Now, I was watching Deadliest Catch on the Discover channel a few months ago and one of the boats experienced a cracked fuel injector line, which triggered the explosive gas alarm. The diesel fumes were so thick that the mechanic had to wear a respirator and hazmat suit in order to get to the shut off valve and facilitate the repairs. They also had to use a special, sparkless fan to evacuate the fumes from the engine room. Fires aboard diesel-powered commercial fishing boats are not at all uncommon, and there have been many resultant explosions.
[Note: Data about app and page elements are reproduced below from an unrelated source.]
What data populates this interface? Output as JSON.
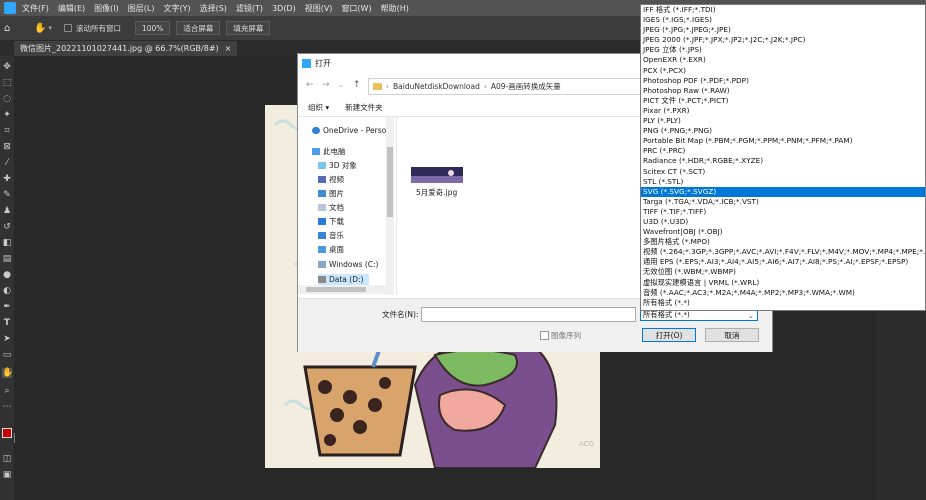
{
  "menubar": {
    "items": [
      "文件(F)",
      "编辑(E)",
      "图像(I)",
      "图层(L)",
      "文字(Y)",
      "选择(S)",
      "滤镜(T)",
      "3D(D)",
      "视图(V)",
      "窗口(W)",
      "帮助(H)"
    ]
  },
  "options_bar": {
    "checkbox_label": "滚动所有窗口",
    "zoom": "100%",
    "fit_screen": "适合屏幕",
    "fill_screen": "填充屏幕"
  },
  "document_tab": {
    "label": "微信图片_20221101027441.jpg @ 66.7%(RGB/8#)",
    "close": "×"
  },
  "dialog": {
    "title": "打开",
    "path": [
      "BaiduNetdiskDownload",
      "A09-画画转换成矢量"
    ],
    "organize": "组织 ▾",
    "new_folder": "新建文件夹",
    "nav_items": [
      "OneDrive - Perso",
      "此电脑",
      "3D 对象",
      "视频",
      "图片",
      "文档",
      "下载",
      "音乐",
      "桌面",
      "Windows (C:)",
      "Data (D:)"
    ],
    "file": {
      "name": "5月爱奇.jpg"
    },
    "filename_label": "文件名(N):",
    "filename_value": "",
    "sequence_label": "图像序列",
    "filetype_value": "所有格式 (*.*)",
    "open_button": "打开(O)",
    "cancel_button": "取消"
  },
  "format_list": {
    "items": [
      "IFF 格式 (*.IFF;*.TDI)",
      "IGES (*.IGS;*.IGES)",
      "JPEG (*.JPG;*.JPEG;*.JPE)",
      "JPEG 2000 (*.JPF;*.JPX;*.JP2;*.J2C;*.J2K;*.JPC)",
      "JPEG 立体 (*.JPS)",
      "OpenEXR (*.EXR)",
      "PCX (*.PCX)",
      "Photoshop PDF (*.PDF;*.PDP)",
      "Photoshop Raw (*.RAW)",
      "PICT 文件 (*.PCT;*.PICT)",
      "Pixar (*.PXR)",
      "PLY (*.PLY)",
      "PNG (*.PNG;*.PNG)",
      "Portable Bit Map (*.PBM;*.PGM;*.PPM;*.PNM;*.PFM;*.PAM)",
      "PRC (*.PRC)",
      "Radiance (*.HDR;*.RGBE;*.XYZE)",
      "Scitex CT (*.SCT)",
      "STL (*.STL)",
      "SVG (*.SVG;*.SVGZ)",
      "Targa (*.TGA;*.VDA;*.ICB;*.VST)",
      "TIFF (*.TIF;*.TIFF)",
      "U3D (*.U3D)",
      "Wavefront|OBJ (*.OBJ)",
      "多图片格式 (*.MPO)",
      "视频 (*.264;*.3GP;*.3GPP;*.AVC;*.AVI;*.F4V;*.FLV;*.M4V;*.MOV;*.MP4;*.MPE;*.MPEG)",
      "通用 EPS (*.EPS;*.AI3;*.AI4;*.AI5;*.AI6;*.AI7;*.AI8;*.PS;*.AI;*.EPSF;*.EPSP)",
      "无效位图 (*.WBM;*.WBMP)",
      "虚拟现实建模语言 | VRML (*.WRL)",
      "音频 (*.AAC;*.AC3;*.M2A;*.M4A;*.MP2;*.MP3;*.WMA;*.WM)",
      "所有格式 (*.*)"
    ],
    "selected_index": 18
  },
  "canvas": {
    "watermark": "ACG"
  },
  "colors": {
    "selected": "#0078d7",
    "foreground": "#c80000",
    "background": "#ffffff"
  }
}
Another source of boat explosions is the result of shorted batteries that are on chargers or being charged while underway with the alternator. I experienced this first hand while fishing at the Marquesses Keys many years ago. At the time, I owned an 18-foot Starcraft Mariner, center console fishing boat powered with a 75 HP Johnson outboard. The battery was housed in a compartment beneath the transom well and accessed via a sliding door. That was also where all the electrical connections were made on an open terminal block and the relay for the power tilt and trim was housed. Apparently, the battery developed a shorted cell, thus causing the alternator to overcharge the remaining cells and produce a large quantity of explosive gasses. The explosion occurred when I activated the power trim as I entered the flats near Boca Grande Key. The blast blew the sliding door completely off the transom, sounded like a grenade going off and scared the hell out of the other two anglers in the boat as well as myself. Fortunately, we were in the company of another boat that had a spare battery that allowed up to clean the boat up and get back to Key West.
For many years, I've written about and advocated an automatic bilge blower than must be activated for at least three minutes before the ignition switch can become operable - just makes sense. I have also been a big proponent of constant ventilation in the battery compartment when the batteries are under charge, either at the dock or while underway.